AI4Biodiveristy project

In this talk, we will describe the AI4Biodiveristy project we are undertaking as part of a Vatat supported grant for data science based research projects.


  • We envision a global hybrid human-computational system that provides timely information on a large number of species across the entire globe, allowing policy makers and conservation agencies to respond quickly with effective mitigation plans.
  • Furthermore, we foresee increasing people’s affinity to nature and thriving environmentally-conscious communities. As part of our vision, education systems would engage students with nature, shaping their awareness and attitude towards environmental issues.


  • To develop scalable tools and methods for biodiversity monitoring and estimation of populations of terrestrial vertebrate species, which would inform best practices in the field and will be adopted by nature protection agencies.
  • Furthermore, employing the biodiversity maps that we will produce, we aim to develop state-of-nature reports, which will inform policy recommendations and intervention plans for nature conservation.
  • Additionally, we plan working towards strengthening communities of, as well as collaborate with educators in developing curricular material related to conservation.

Prof. Ilan Shimshoni. Project’s PI. Department of Information Systems, University of Haifa

Ilan Shimshoni is a Professor of Information Systems. His research areas are computer vision, computer graphics and robotics. In recent years he has also been developing algorithms in CV for solving problems in Archeology, Rehabilitation, Geography, and especially ecology and agriculture. He served as the chair of the IS department and was an Associate Editor for IEEE TPAMI, the leading journal in the field of computer vision.

A Social computing platform for Biodiversity monitoring

In this talk, we aim to explore the utilization of human computation and machine learning techniques to expedite and enhance the tedious tasks faced by ecologists in monitoring biodiversity. By working towards the integration of human and machine intelligence, our intermediate goal is to create a crowd-computing platform accessible for citizen scientists, allowing them to augment or even substitute the efforts of a single expert, thereby expediting the process considerably.

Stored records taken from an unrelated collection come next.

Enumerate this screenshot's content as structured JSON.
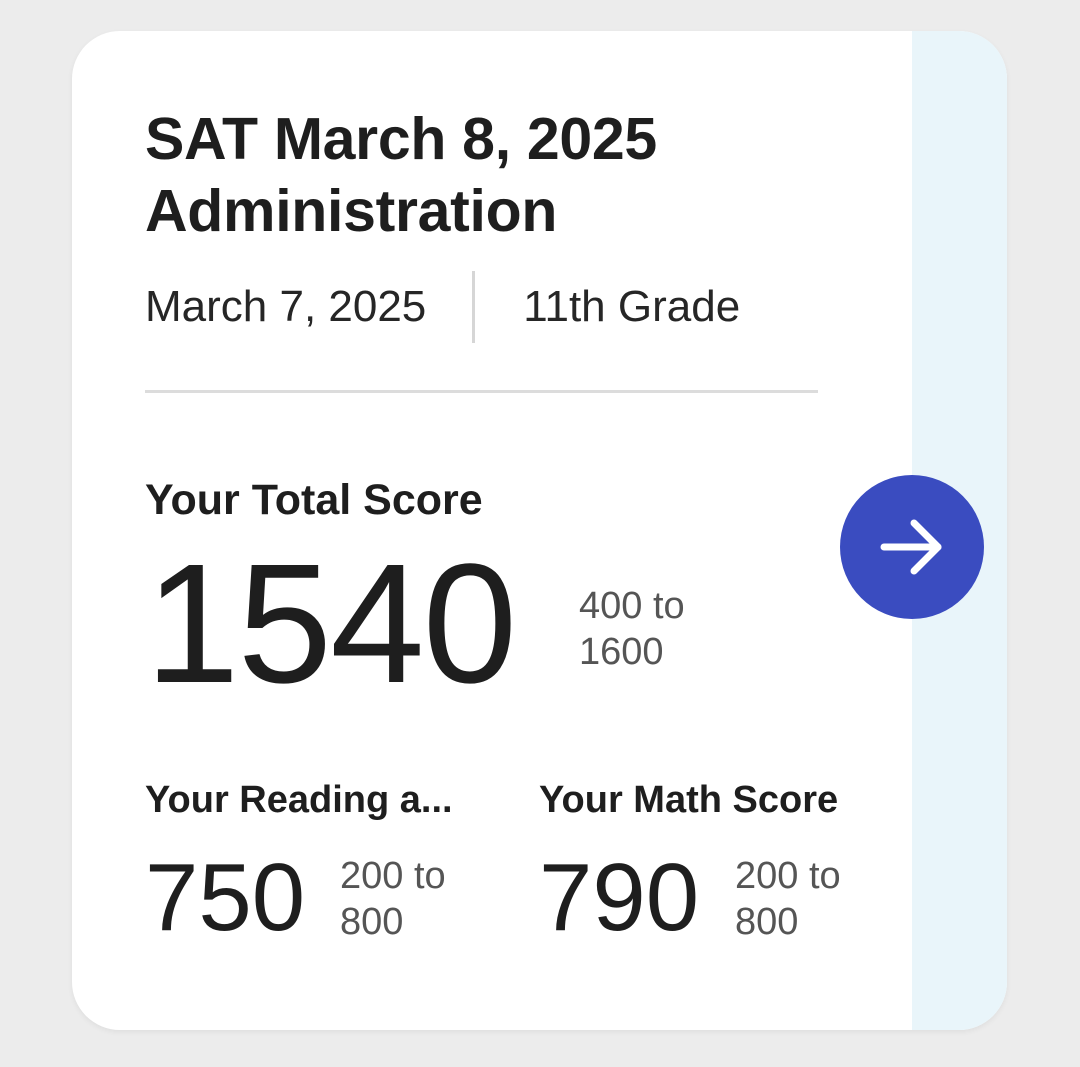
{
  "test": {
    "title": "SAT March 8, 2025 Administration",
    "date": "March 7, 2025",
    "grade": "11th Grade"
  },
  "total": {
    "label": "Your Total Score",
    "value": "1540",
    "range": "400 to 1600"
  },
  "reading": {
    "label": "Your Reading a...",
    "value": "750",
    "range": "200 to 800"
  },
  "math": {
    "label": "Your Math Score",
    "value": "790",
    "range": "200 to 800"
  },
  "icons": {
    "details": "arrow-right-icon"
  },
  "colors": {
    "accent": "#3a4cc0",
    "side_panel": "#e9f5fa",
    "background": "#ececec"
  }
}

Should our system prove successful, it will enable ecologists to harness algorithms and crowdsourced assistance to produce accurate and prompt assessments of nature’s status. Such data will be crucial for conservation organizations and authorities in formulating effective measures. Additionally, this approach is expected to strengthen the connection between citizen scientists and nature, while raising awareness about the importance of wildlife sustainability.